The heat in South Carolina has finally abated, but it’s a little too late for pumpkin farmers. Some say they’ve lost more than half of their crop because of this summer’s dry and hot conditions.
“We are dependent on the Good Lord and the sky,” said Beth Black White, the farm manager at Black’s Peaches in York. She says they’ve currently gone seven weeks without rain at the farm.
“Where we have our pumpkins, I’m not able to irrigate them,” said Arthur Black, Beth’s father who owns the farm. “We usually do pretty good with pumpkins non-irrigated.” But the unseasonably hot temperatures and a lack of rain has turned Black’s pumpkin beds into fields of weeds.
“When the pumpkins quit growing, the weeds took off, and there’s not much you can spray over the top to kill the weeds,” said Black. “So we essentially had to walk... I knew three or four weeks ago we were done with them.”

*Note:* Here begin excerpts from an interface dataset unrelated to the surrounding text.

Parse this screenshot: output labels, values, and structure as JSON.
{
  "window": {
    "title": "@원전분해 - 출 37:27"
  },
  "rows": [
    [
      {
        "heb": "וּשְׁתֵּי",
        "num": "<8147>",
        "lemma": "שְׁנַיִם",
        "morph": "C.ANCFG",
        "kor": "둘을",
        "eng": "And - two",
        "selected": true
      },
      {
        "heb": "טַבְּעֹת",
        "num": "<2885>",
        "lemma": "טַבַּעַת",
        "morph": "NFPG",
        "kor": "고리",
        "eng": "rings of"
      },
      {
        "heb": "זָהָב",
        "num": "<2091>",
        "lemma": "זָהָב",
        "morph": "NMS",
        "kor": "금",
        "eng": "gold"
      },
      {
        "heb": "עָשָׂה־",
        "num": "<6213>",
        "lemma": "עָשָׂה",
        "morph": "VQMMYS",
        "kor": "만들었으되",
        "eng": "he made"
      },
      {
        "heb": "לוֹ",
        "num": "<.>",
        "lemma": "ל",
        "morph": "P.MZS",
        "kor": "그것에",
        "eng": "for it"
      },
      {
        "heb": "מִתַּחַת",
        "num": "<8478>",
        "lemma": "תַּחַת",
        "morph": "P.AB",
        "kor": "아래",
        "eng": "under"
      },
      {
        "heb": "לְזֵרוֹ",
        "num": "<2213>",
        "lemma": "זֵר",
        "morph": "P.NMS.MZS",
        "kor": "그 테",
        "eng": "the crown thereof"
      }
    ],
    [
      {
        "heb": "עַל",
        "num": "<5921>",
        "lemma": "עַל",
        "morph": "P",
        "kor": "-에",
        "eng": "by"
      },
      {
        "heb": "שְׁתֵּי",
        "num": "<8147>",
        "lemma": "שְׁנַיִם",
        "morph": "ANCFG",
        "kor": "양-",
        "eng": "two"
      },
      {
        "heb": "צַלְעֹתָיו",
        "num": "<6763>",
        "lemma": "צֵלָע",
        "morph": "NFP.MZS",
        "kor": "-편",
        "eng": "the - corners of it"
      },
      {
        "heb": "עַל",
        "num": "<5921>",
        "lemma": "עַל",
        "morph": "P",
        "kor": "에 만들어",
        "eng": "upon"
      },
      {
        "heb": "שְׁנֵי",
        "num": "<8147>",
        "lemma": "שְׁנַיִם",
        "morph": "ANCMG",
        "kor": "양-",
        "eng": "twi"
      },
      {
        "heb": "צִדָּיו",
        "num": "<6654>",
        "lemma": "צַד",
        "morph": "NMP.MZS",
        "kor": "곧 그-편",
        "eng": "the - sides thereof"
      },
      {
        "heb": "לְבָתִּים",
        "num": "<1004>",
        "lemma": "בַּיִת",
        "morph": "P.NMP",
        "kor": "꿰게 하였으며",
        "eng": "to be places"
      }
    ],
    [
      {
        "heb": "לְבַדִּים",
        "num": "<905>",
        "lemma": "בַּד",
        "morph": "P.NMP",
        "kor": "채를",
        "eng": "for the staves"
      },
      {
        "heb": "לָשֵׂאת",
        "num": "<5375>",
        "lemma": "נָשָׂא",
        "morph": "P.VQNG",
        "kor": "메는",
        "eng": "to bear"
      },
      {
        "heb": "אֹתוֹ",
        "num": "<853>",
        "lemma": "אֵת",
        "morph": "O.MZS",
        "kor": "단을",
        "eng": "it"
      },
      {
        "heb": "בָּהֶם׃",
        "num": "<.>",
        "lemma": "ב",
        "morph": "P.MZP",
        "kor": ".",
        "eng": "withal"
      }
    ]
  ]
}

Black says that’s tough because they can typically harvest up to 50,000 pumpkins on his farm: “If you count the little ones at all, I don’t know if we’ll have 15% of the crop.”